What you will do
Each line must appear in the answer exactly as it does in the data.

***** Study material

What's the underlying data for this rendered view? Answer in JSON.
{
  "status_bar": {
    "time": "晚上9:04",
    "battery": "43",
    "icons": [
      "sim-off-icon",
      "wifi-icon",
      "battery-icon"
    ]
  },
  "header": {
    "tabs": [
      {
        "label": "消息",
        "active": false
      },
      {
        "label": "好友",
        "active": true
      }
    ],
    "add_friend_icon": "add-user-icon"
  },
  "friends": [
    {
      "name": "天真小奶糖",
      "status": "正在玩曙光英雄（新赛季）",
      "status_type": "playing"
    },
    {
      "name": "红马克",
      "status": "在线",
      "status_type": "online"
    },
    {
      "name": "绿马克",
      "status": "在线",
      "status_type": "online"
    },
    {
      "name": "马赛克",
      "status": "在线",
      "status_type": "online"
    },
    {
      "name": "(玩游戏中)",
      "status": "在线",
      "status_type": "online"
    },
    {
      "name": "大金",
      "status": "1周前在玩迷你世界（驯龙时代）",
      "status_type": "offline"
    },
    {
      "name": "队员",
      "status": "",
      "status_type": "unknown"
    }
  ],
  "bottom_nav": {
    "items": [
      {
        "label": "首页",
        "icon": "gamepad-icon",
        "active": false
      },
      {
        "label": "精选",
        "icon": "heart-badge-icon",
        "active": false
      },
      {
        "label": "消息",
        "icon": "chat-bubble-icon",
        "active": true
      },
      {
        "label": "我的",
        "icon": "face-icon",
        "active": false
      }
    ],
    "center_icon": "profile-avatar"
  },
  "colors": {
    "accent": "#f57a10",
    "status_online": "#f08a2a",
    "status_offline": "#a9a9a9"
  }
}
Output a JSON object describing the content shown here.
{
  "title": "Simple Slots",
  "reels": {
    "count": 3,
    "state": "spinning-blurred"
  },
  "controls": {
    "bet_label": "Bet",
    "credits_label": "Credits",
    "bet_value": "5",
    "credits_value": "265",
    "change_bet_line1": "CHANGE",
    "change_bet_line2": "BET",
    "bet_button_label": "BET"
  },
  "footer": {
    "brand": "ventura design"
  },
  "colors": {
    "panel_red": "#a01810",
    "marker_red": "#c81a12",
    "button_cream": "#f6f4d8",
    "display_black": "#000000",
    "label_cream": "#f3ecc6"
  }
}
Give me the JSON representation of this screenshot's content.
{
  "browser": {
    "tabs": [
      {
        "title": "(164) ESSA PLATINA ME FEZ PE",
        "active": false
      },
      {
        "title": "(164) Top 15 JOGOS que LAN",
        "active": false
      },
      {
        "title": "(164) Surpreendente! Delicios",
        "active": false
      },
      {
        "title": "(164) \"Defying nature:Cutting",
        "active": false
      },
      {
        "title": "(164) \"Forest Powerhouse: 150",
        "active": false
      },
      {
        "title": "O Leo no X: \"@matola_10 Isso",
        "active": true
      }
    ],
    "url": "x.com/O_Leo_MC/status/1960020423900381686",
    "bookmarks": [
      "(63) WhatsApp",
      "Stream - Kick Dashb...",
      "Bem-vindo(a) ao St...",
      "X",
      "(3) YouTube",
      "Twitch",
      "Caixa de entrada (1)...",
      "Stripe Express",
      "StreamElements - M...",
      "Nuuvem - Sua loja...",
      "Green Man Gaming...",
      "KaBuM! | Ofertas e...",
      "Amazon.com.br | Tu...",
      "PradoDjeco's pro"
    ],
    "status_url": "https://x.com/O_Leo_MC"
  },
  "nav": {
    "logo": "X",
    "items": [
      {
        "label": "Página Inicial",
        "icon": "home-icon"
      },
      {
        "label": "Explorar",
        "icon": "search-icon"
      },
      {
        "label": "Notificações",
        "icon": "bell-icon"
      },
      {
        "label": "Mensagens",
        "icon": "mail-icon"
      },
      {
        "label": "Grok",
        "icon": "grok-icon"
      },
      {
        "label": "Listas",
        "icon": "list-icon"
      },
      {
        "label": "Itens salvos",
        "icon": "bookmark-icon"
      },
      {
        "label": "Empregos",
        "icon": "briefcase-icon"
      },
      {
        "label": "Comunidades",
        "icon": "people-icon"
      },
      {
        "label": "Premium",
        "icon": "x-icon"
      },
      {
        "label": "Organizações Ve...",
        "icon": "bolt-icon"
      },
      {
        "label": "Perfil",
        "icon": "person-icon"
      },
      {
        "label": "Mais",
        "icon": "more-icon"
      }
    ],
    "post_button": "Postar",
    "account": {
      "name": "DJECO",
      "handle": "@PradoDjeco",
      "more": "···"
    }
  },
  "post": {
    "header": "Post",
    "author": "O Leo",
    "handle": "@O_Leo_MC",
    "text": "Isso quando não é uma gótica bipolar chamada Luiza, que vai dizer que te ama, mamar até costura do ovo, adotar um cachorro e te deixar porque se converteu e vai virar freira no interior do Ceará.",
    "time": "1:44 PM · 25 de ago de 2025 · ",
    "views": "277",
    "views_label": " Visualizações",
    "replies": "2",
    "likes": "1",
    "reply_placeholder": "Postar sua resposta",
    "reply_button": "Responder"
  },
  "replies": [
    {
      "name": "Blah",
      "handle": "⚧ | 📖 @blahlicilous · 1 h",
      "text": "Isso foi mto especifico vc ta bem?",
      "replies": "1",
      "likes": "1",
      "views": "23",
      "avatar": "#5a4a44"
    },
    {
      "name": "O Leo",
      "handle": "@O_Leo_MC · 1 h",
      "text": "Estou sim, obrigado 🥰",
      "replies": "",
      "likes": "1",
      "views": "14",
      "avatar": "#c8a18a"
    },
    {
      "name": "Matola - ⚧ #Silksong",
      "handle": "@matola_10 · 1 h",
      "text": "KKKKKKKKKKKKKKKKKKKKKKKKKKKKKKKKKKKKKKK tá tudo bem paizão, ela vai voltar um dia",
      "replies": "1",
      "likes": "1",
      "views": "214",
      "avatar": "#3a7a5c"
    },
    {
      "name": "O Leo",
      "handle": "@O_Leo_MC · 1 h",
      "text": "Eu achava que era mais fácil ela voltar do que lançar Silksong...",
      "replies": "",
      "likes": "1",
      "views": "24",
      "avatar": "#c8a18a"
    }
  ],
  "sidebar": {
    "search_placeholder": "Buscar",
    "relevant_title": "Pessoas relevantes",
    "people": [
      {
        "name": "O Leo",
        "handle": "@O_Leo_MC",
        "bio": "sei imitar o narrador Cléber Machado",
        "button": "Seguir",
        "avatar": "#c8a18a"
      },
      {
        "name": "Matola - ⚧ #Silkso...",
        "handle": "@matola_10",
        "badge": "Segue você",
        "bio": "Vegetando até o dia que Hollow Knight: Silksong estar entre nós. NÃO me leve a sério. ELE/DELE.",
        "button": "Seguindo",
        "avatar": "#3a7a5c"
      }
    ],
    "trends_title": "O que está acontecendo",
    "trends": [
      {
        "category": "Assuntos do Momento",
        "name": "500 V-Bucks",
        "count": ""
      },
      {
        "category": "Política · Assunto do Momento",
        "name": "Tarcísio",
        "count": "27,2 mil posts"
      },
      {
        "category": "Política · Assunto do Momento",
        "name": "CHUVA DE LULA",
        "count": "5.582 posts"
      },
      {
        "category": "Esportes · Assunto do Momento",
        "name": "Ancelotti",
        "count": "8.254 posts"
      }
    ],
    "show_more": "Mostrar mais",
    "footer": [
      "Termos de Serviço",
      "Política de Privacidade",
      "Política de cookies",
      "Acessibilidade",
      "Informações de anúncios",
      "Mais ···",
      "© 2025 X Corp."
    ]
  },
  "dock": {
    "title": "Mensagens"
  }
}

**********

Your solution
What's the underlying data for this rendered view? Answer in JSON.
{
  "status_bar": {
    "time": "晚上9:04",
    "battery": "43",
    "icons": [
      "sim-off-icon",
      "wifi-icon",
      "battery-icon"
    ]
  },
  "header": {
    "tabs": [
      {
        "label": "消息",
        "active": false
      },
      {
        "label": "好友",
        "active": true
      }
    ],
    "add_friend_icon": "add-user-icon"
  },
  "friends": [
    {
      "name": "天真小奶糖",
      "status": "正在玩曙光英雄（新赛季）",
      "status_type": "playing"
    },
    {
      "name": "红马克",
      "status": "在线",
      "status_type": "online"
    },
    {
      "name": "绿马克",
      "status": "在线",
      "status_type": "online"
    },
    {
      "name": "马赛克",
      "status": "在线",
      "status_type": "online"
    },
    {
      "name": "(玩游戏中)",
      "status": "在线",
      "status_type": "online"
    },
    {
      "name": "大金",
      "status": "1周前在玩迷你世界（驯龙时代）",
      "status_type": "offline"
    },
    {
      "name": "队员",
      "status": "",
      "status_type": "unknown"
    }
  ],
  "bottom_nav": {
    "items": [
      {
        "label": "首页",
        "icon": "gamepad-icon",
        "active": false
      },
      {
        "label": "精选",
        "icon": "heart-badge-icon",
        "active": false
      },
      {
        "label": "消息",
        "icon": "chat-bubble-icon",
        "active": true
      },
      {
        "label": "我的",
        "icon": "face-icon",
        "active": false
      }
    ],
    "center_icon": "profile-avatar"
  },
  "colors": {
    "accent": "#f57a10",
    "status_online": "#f08a2a",
    "status_offline": "#a9a9a9"
  }
}
Output a JSON object describing the content shown here.
{
  "title": "Simple Slots",
  "reels": {
    "count": 3,
    "state": "spinning-blurred"
  },
  "controls": {
    "bet_label": "Bet",
    "credits_label": "Credits",
    "bet_value": "5",
    "credits_value": "265",
    "change_bet_line1": "CHANGE",
    "change_bet_line2": "BET",
    "bet_button_label": "BET"
  },
  "footer": {
    "brand": "ventura design"
  },
  "colors": {
    "panel_red": "#a01810",
    "marker_red": "#c81a12",
    "button_cream": "#f6f4d8",
    "display_black": "#000000",
    "label_cream": "#f3ecc6"
  }
}
Give me the JSON representation of this screenshot's content.
{
  "browser": {
    "tabs": [
      {
        "title": "(164) ESSA PLATINA ME FEZ PE",
        "active": false
      },
      {
        "title": "(164) Top 15 JOGOS que LAN",
        "active": false
      },
      {
        "title": "(164) Surpreendente! Delicios",
        "active": false
      },
      {
        "title": "(164) \"Defying nature:Cutting",
        "active": false
      },
      {
        "title": "(164) \"Forest Powerhouse: 150",
        "active": false
      },
      {
        "title": "O Leo no X: \"@matola_10 Isso",
        "active": true
      }
    ],
    "url": "x.com/O_Leo_MC/status/1960020423900381686",
    "bookmarks": [
      "(63) WhatsApp",
      "Stream - Kick Dashb...",
      "Bem-vindo(a) ao St...",
      "X",
      "(3) YouTube",
      "Twitch",
      "Caixa de entrada (1)...",
      "Stripe Express",
      "StreamElements - M...",
      "Nuuvem - Sua loja...",
      "Green Man Gaming...",
      "KaBuM! | Ofertas e...",
      "Amazon.com.br | Tu...",
      "PradoDjeco's pro"
    ],
    "status_url": "https://x.com/O_Leo_MC"
  },
  "nav": {
    "logo": "X",
    "items": [
      {
        "label": "Página Inicial",
        "icon": "home-icon"
      },
      {
        "label": "Explorar",
        "icon": "search-icon"
      },
      {
        "label": "Notificações",
        "icon": "bell-icon"
      },
      {
        "label": "Mensagens",
        "icon": "mail-icon"
      },
      {
        "label": "Grok",
        "icon": "grok-icon"
      },
      {
        "label": "Listas",
        "icon": "list-icon"
      },
      {
        "label": "Itens salvos",
        "icon": "bookmark-icon"
      },
      {
        "label": "Empregos",
        "icon": "briefcase-icon"
      },
      {
        "label": "Comunidades",
        "icon": "people-icon"
      },
      {
        "label": "Premium",
        "icon": "x-icon"
      },
      {
        "label": "Organizações Ve...",
        "icon": "bolt-icon"
      },
      {
        "label": "Perfil",
        "icon": "person-icon"
      },
      {
        "label": "Mais",
        "icon": "more-icon"
      }
    ],
    "post_button": "Postar",
    "account": {
      "name": "DJECO",
      "handle": "@PradoDjeco",
      "more": "···"
    }
  },
  "post": {
    "header": "Post",
    "author": "O Leo",
    "handle": "@O_Leo_MC",
    "text": "Isso quando não é uma gótica bipolar chamada Luiza, que vai dizer que te ama, mamar até costura do ovo, adotar um cachorro e te deixar porque se converteu e vai virar freira no interior do Ceará.",
    "time": "1:44 PM · 25 de ago de 2025 · ",
    "views": "277",
    "views_label": " Visualizações",
    "replies": "2",
    "likes": "1",
    "reply_placeholder": "Postar sua resposta",
    "reply_button": "Responder"
  },
  "replies": [
    {
      "name": "Blah",
      "handle": "⚧ | 📖 @blahlicilous · 1 h",
      "text": "Isso foi mto especifico vc ta bem?",
      "replies": "1",
      "likes": "1",
      "views": "23",
      "avatar": "#5a4a44"
    },
    {
      "name": "O Leo",
      "handle": "@O_Leo_MC · 1 h",
      "text": "Estou sim, obrigado 🥰",
      "replies": "",
      "likes": "1",
      "views": "14",
      "avatar": "#c8a18a"
    },
    {
      "name": "Matola - ⚧ #Silksong",
      "handle": "@matola_10 · 1 h",
      "text": "KKKKKKKKKKKKKKKKKKKKKKKKKKKKKKKKKKKKKKK tá tudo bem paizão, ela vai voltar um dia",
      "replies": "1",
      "likes": "1",
      "views": "214",
      "avatar": "#3a7a5c"
    },
    {
      "name": "O Leo",
      "handle": "@O_Leo_MC · 1 h",
      "text": "Eu achava que era mais fácil ela voltar do que lançar Silksong...",
      "replies": "",
      "likes": "1",
      "views": "24",
      "avatar": "#c8a18a"
    }
  ],
  "sidebar": {
    "search_placeholder": "Buscar",
    "relevant_title": "Pessoas relevantes",
    "people": [
      {
        "name": "O Leo",
        "handle": "@O_Leo_MC",
        "bio": "sei imitar o narrador Cléber Machado",
        "button": "Seguir",
        "avatar": "#c8a18a"
      },
      {
        "name": "Matola - ⚧ #Silkso...",
        "handle": "@matola_10",
        "badge": "Segue você",
        "bio": "Vegetando até o dia que Hollow Knight: Silksong estar entre nós. NÃO me leve a sério. ELE/DELE.",
        "button": "Seguindo",
        "avatar": "#3a7a5c"
      }
    ],
    "trends_title": "O que está acontecendo",
    "trends": [
      {
        "category": "Assuntos do Momento",
        "name": "500 V-Bucks",
        "count": ""
      },
      {
        "category": "Política · Assunto do Momento",
        "name": "Tarcísio",
        "count": "27,2 mil posts"
      },
      {
        "category": "Política · Assunto do Momento",
        "name": "CHUVA DE LULA",
        "count": "5.582 posts"
      },
      {
        "category": "Esportes · Assunto do Momento",
        "name": "Ancelotti",
        "count": "8.254 posts"
      }
    ],
    "show_more": "Mostrar mais",
    "footer": [
      "Termos de Serviço",
      "Política de Privacidade",
      "Política de cookies",
      "Acessibilidade",
      "Informações de anúncios",
      "Mais ···",
      "© 2025 X Corp."
    ]
  },
  "dock": {
    "title": "Mensagens"
  }
}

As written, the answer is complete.